“For the desires are incapable of satisfaction….”—Cicero
In the opening dialogue of De Finibus (On the Ends of Good and Evil), the great Roman senator and thinker touches on one of the most baffling facets of human nature. At least, it is a riddle to those who will take the time to ponder the subject of individual desire. Cicero refers to Epicurus’ helpful categorization of human cravings—there are those that are natural and necessary, those that are natural but not necessary, and finally those that are neither natural nor necessary. But this view, though undoubtedly true, reveals an obvious paradox.

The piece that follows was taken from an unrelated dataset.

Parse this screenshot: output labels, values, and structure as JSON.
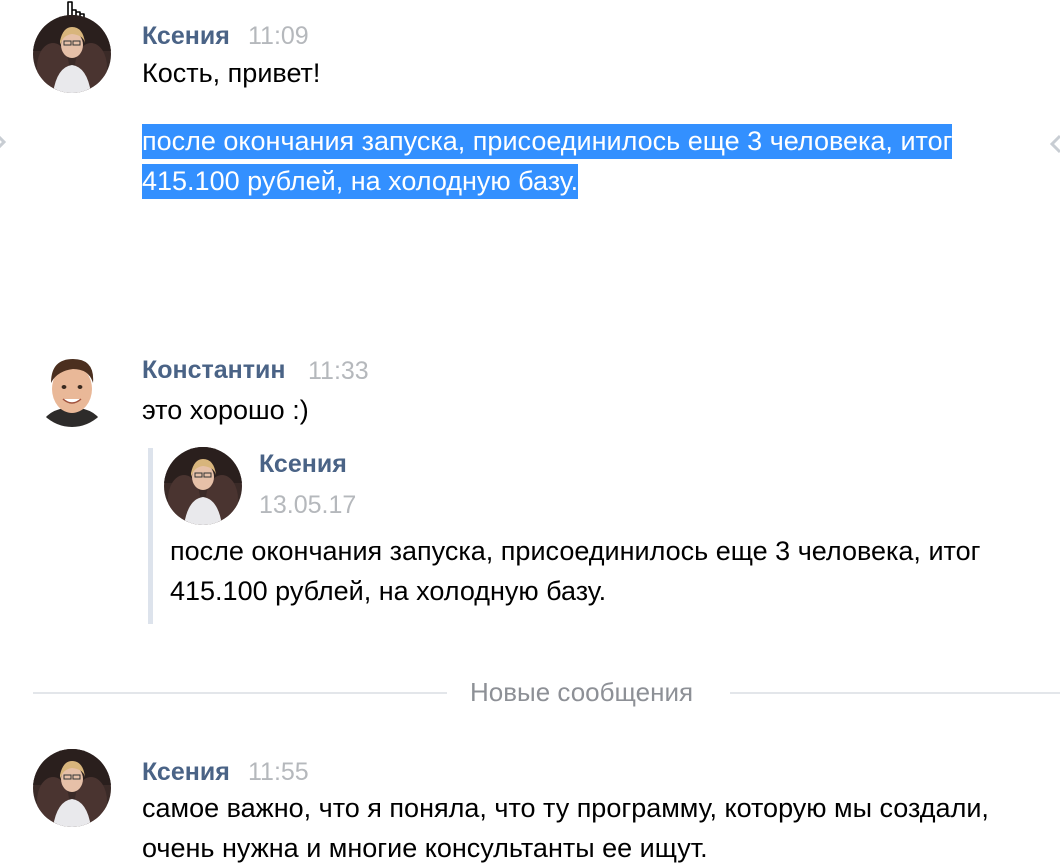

If our souls have no dimension beyond the material, why do we have desires that the world cannot satisfy? This makes us quite unlike other creatures if we are really just products of evolutionary development.
In theory we should be content in satisfying our basic needs. As it turns out, we are plagued with “imaginary desires [for which] no bound or limit can be discovered.” Here we run up against an existential mystery. When we do not control our desires, we are burdened with new forms of dissatisfaction in the guise of guilt and remorse. Our undisciplined actions are called “evil” because they are out of proportion to our real needs. In his rhetorical question aimed at the Epicureans, Cicero asks: “How can a man at once be a sensualist and keep his desires within bounds?” It is a doubtful endeavor. By contrast, temperance “bestows peace of mind.”
Even if there were no laws or moral precepts to punish our transgressions, we would be condemned by our own conscience. “Fools,” says Cicero, “are tormented by the memory” of their misdeeds. Cicero does not discuss the role of divinity and his own views were inclined to agnosticism or the idea of a remote deity. Nevertheless, his opinions point to the recurring failure of subjective, man-made attempts to either limit or satisfy our desires.